- _TASK STATEMENT_: Work out how many lines of the data contain "Elements" and reply with that number alone.

- _PROVIDED ENTRIES_:
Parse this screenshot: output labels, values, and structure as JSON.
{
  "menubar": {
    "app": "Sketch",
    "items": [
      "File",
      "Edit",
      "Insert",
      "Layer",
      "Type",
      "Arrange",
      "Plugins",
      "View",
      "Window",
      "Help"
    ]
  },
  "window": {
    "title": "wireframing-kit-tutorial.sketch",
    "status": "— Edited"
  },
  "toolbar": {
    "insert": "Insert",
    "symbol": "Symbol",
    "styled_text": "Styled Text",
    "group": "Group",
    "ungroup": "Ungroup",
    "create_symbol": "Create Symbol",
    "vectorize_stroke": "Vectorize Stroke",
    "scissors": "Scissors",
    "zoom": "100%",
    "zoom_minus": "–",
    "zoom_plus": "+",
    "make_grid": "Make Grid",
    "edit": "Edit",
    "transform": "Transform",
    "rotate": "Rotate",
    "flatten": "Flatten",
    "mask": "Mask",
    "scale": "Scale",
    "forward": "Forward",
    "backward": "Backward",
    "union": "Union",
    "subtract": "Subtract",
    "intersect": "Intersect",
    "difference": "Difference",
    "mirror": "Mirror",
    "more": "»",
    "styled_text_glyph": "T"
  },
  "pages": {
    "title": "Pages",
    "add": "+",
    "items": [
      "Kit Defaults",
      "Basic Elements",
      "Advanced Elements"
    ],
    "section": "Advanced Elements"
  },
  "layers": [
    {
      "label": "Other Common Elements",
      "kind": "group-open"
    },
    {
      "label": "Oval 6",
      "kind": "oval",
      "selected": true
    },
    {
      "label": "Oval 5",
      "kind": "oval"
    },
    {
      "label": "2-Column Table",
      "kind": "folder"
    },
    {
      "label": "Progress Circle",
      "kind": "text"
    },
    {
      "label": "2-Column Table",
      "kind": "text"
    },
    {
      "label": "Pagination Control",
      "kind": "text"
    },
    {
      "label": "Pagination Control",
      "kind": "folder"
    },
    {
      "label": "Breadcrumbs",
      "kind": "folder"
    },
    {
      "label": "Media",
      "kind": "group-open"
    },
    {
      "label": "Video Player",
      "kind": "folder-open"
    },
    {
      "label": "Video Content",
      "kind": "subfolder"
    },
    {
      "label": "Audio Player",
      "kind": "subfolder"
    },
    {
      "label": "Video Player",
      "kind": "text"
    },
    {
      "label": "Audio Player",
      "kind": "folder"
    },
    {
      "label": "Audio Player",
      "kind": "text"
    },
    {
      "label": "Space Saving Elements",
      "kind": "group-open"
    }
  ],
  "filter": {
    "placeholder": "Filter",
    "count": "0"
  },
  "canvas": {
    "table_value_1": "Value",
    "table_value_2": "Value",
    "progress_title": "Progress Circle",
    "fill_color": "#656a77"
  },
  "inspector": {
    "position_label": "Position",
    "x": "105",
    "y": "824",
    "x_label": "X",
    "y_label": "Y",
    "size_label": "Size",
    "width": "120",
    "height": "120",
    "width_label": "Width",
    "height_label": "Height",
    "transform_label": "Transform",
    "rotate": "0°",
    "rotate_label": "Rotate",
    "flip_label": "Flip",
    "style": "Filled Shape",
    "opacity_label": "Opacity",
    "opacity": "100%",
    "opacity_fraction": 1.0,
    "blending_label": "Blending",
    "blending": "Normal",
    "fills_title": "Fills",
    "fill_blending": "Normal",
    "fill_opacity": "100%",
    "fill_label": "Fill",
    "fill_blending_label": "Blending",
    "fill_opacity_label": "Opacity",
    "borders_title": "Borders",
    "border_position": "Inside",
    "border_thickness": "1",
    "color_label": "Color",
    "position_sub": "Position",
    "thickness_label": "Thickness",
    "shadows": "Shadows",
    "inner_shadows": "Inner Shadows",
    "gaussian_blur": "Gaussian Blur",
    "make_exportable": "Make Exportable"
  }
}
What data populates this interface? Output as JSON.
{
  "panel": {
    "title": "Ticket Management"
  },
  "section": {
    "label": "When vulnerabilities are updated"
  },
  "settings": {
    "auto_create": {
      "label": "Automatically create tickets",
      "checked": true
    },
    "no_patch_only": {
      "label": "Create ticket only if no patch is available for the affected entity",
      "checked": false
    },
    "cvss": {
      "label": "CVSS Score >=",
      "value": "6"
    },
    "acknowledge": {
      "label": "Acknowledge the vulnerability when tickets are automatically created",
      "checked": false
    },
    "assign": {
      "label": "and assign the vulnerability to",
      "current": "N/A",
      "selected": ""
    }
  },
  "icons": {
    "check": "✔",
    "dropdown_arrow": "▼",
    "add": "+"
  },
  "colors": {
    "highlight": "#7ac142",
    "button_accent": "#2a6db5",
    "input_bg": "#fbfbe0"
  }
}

- _WRITTEN SOLUTION_: 5